WORK ORDER =
Tally the lines in these records that hold the string "title", and reply with the number alone.

EXTRACTED INFORMATION =
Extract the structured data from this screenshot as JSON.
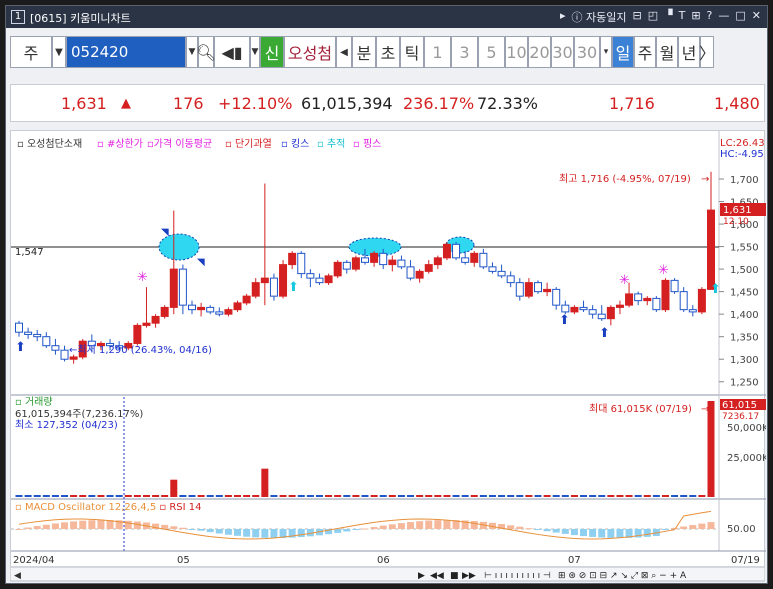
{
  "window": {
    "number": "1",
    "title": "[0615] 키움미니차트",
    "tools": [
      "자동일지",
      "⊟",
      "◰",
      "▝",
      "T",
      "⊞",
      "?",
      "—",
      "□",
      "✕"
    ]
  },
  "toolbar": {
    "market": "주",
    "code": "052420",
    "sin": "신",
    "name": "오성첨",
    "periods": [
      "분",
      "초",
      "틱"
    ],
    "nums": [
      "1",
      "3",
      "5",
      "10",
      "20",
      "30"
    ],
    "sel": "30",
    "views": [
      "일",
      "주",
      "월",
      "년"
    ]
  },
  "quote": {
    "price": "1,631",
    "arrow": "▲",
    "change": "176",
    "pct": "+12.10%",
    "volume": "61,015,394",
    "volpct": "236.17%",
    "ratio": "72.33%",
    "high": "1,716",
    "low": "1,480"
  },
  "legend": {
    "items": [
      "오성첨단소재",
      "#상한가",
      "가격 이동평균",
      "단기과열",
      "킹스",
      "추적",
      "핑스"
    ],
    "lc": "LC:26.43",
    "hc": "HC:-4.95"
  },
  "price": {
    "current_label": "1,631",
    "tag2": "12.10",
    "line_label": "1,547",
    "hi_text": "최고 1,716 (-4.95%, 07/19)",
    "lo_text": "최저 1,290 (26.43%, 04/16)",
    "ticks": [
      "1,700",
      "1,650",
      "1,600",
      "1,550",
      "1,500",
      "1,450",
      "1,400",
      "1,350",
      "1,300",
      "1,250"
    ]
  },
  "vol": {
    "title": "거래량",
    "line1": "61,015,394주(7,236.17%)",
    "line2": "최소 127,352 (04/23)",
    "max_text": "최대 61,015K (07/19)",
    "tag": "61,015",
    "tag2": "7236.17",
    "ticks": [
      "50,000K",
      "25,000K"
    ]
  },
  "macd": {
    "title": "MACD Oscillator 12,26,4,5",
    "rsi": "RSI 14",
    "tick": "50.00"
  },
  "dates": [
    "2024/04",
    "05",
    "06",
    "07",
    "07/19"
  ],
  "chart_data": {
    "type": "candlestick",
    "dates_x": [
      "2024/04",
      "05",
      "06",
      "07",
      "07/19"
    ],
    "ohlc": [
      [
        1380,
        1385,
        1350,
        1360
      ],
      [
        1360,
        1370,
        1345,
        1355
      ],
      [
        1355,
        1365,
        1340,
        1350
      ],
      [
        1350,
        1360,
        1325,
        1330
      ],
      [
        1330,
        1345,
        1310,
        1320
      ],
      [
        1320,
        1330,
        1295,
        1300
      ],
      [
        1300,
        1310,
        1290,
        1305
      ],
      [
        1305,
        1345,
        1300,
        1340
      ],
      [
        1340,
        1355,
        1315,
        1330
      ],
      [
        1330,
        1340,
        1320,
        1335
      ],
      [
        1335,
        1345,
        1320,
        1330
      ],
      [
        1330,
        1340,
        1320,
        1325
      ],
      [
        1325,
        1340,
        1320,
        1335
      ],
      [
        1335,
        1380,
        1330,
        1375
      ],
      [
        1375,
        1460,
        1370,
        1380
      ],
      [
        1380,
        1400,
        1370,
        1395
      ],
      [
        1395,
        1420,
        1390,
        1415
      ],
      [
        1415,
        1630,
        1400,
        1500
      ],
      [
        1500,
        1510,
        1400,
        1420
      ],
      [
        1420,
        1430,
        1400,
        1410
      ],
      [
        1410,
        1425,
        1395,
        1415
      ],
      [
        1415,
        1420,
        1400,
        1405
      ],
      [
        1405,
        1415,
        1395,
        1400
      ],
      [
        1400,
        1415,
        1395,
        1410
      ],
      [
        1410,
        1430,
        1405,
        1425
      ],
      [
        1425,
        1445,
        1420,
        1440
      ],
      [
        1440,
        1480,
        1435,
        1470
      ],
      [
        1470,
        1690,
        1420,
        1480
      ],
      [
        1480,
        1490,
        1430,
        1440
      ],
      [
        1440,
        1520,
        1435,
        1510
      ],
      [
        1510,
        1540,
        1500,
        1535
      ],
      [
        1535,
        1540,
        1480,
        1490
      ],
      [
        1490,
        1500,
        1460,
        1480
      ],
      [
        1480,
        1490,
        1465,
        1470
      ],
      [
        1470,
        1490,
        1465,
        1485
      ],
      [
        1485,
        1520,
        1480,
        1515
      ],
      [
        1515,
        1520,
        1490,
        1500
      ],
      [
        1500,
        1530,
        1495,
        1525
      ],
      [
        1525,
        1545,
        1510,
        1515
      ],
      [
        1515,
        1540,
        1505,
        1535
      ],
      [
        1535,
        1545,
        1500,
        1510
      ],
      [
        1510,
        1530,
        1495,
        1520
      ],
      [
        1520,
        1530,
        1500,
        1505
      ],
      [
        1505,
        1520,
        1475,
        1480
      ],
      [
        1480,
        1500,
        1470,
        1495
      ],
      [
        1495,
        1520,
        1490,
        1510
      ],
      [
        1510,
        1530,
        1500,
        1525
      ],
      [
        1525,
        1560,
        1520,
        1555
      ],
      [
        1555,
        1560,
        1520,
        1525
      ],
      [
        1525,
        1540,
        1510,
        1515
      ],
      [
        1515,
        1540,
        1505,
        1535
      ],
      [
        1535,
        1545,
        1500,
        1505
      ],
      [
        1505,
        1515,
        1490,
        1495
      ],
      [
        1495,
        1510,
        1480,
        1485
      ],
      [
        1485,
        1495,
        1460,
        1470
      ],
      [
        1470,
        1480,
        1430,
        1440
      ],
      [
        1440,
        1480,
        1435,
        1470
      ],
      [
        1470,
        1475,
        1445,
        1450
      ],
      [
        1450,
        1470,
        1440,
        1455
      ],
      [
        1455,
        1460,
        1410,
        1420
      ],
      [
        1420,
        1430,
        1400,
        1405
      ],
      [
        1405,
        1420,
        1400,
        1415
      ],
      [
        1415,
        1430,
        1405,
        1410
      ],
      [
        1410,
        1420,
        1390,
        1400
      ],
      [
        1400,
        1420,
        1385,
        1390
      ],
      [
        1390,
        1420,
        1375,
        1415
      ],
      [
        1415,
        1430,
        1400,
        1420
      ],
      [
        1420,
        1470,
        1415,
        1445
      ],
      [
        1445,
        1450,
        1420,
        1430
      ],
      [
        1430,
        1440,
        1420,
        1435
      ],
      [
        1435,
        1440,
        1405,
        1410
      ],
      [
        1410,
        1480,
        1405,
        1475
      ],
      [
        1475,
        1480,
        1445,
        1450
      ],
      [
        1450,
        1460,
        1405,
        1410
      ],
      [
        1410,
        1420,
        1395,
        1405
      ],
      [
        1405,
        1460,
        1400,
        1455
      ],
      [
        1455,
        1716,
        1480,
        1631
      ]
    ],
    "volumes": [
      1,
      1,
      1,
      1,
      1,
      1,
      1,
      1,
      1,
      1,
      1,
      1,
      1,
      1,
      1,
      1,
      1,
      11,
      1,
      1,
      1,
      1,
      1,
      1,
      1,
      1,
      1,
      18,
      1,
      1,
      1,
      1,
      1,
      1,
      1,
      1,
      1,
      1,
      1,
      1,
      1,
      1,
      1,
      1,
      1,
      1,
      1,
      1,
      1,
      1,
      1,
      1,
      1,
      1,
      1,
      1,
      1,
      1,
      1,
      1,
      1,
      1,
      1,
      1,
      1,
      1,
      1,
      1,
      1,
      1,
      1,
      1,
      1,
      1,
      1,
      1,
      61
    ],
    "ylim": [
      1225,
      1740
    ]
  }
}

WRITTEN SOLUTION =
3